WORK INSTRUCTION - Word for word, restate all of the entries.

Dataset items:
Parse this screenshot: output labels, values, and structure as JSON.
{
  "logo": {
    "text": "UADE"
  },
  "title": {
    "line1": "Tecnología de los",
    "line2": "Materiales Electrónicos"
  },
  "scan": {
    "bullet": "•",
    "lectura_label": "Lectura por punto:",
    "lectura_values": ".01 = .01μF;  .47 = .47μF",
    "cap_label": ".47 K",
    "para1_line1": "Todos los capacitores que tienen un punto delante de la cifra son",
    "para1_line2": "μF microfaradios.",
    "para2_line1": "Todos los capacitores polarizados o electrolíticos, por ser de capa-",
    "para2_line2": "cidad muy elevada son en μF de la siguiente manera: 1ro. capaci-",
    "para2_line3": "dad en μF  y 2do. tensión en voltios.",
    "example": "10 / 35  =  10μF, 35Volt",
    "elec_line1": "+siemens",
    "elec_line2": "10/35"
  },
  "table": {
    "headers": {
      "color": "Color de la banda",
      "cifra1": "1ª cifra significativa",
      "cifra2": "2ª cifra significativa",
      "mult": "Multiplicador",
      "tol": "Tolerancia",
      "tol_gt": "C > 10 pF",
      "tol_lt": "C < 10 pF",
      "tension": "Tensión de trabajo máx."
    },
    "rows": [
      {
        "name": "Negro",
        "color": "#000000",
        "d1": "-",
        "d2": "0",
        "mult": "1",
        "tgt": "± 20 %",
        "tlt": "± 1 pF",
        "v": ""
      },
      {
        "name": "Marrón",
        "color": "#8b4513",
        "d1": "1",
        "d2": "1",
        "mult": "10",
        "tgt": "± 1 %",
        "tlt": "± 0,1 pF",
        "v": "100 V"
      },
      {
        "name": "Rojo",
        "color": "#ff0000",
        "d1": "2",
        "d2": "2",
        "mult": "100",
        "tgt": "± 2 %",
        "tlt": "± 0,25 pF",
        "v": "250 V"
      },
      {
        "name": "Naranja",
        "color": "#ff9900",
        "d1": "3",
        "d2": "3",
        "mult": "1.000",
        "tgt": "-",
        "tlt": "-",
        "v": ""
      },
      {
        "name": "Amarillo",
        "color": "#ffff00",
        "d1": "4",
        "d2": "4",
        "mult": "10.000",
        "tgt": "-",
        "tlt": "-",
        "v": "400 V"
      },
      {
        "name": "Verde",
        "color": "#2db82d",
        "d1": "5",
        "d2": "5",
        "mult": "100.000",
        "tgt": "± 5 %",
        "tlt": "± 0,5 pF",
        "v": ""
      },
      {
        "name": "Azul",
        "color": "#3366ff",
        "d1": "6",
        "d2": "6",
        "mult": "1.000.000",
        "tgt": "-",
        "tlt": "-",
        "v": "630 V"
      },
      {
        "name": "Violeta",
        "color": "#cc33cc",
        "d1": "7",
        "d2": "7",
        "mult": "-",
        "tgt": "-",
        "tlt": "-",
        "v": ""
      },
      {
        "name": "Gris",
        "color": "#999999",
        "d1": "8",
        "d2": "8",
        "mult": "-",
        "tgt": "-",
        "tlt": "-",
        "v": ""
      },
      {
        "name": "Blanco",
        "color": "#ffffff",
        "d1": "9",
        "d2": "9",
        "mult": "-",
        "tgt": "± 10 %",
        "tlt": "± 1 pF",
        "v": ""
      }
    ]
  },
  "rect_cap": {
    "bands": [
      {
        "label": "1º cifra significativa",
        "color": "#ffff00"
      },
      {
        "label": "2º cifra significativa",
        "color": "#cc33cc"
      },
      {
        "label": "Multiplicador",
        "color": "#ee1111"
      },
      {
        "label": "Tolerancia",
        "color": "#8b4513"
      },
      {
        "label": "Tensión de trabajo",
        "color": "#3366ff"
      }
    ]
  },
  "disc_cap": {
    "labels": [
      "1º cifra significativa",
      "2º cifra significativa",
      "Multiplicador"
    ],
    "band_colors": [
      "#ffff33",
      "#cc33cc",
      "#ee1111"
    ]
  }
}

SOLUTION FOR THIS PROBLEM -
Parse this screenshot: output labels, values, and structure as JSON.
{
  "logo": {
    "text": "UADE"
  },
  "title": {
    "line1": "Tecnología de los",
    "line2": "Materiales Electrónicos"
  },
  "scan": {
    "bullet": "•",
    "lectura_label": "Lectura por punto:",
    "lectura_values": ".01 = .01μF;  .47 = .47μF",
    "cap_label": ".47 K",
    "para1_line1": "Todos los capacitores que tienen un punto delante de la cifra son",
    "para1_line2": "μF microfaradios.",
    "para2_line1": "Todos los capacitores polarizados o electrolíticos, por ser de capa-",
    "para2_line2": "cidad muy elevada son en μF de la siguiente manera: 1ro. capaci-",
    "para2_line3": "dad en μF  y 2do. tensión en voltios.",
    "example": "10 / 35  =  10μF, 35Volt",
    "elec_line1": "+siemens",
    "elec_line2": "10/35"
  },
  "table": {
    "headers": {
      "color": "Color de la banda",
      "cifra1": "1ª cifra significativa",
      "cifra2": "2ª cifra significativa",
      "mult": "Multiplicador",
      "tol": "Tolerancia",
      "tol_gt": "C > 10 pF",
      "tol_lt": "C < 10 pF",
      "tension": "Tensión de trabajo máx."
    },
    "rows": [
      {
        "name": "Negro",
        "color": "#000000",
        "d1": "-",
        "d2": "0",
        "mult": "1",
        "tgt": "± 20 %",
        "tlt": "± 1 pF",
        "v": ""
      },
      {
        "name": "Marrón",
        "color": "#8b4513",
        "d1": "1",
        "d2": "1",
        "mult": "10",
        "tgt": "± 1 %",
        "tlt": "± 0,1 pF",
        "v": "100 V"
      },
      {
        "name": "Rojo",
        "color": "#ff0000",
        "d1": "2",
        "d2": "2",
        "mult": "100",
        "tgt": "± 2 %",
        "tlt": "± 0,25 pF",
        "v": "250 V"
      },
      {
        "name": "Naranja",
        "color": "#ff9900",
        "d1": "3",
        "d2": "3",
        "mult": "1.000",
        "tgt": "-",
        "tlt": "-",
        "v": ""
      },
      {
        "name": "Amarillo",
        "color": "#ffff00",
        "d1": "4",
        "d2": "4",
        "mult": "10.000",
        "tgt": "-",
        "tlt": "-",
        "v": "400 V"
      },
      {
        "name": "Verde",
        "color": "#2db82d",
        "d1": "5",
        "d2": "5",
        "mult": "100.000",
        "tgt": "± 5 %",
        "tlt": "± 0,5 pF",
        "v": ""
      },
      {
        "name": "Azul",
        "color": "#3366ff",
        "d1": "6",
        "d2": "6",
        "mult": "1.000.000",
        "tgt": "-",
        "tlt": "-",
        "v": "630 V"
      },
      {
        "name": "Violeta",
        "color": "#cc33cc",
        "d1": "7",
        "d2": "7",
        "mult": "-",
        "tgt": "-",
        "tlt": "-",
        "v": ""
      },
      {
        "name": "Gris",
        "color": "#999999",
        "d1": "8",
        "d2": "8",
        "mult": "-",
        "tgt": "-",
        "tlt": "-",
        "v": ""
      },
      {
        "name": "Blanco",
        "color": "#ffffff",
        "d1": "9",
        "d2": "9",
        "mult": "-",
        "tgt": "± 10 %",
        "tlt": "± 1 pF",
        "v": ""
      }
    ]
  },
  "rect_cap": {
    "bands": [
      {
        "label": "1º cifra significativa",
        "color": "#ffff00"
      },
      {
        "label": "2º cifra significativa",
        "color": "#cc33cc"
      },
      {
        "label": "Multiplicador",
        "color": "#ee1111"
      },
      {
        "label": "Tolerancia",
        "color": "#8b4513"
      },
      {
        "label": "Tensión de trabajo",
        "color": "#3366ff"
      }
    ]
  },
  "disc_cap": {
    "labels": [
      "1º cifra significativa",
      "2º cifra significativa",
      "Multiplicador"
    ],
    "band_colors": [
      "#ffff33",
      "#cc33cc",
      "#ee1111"
    ]
  }
}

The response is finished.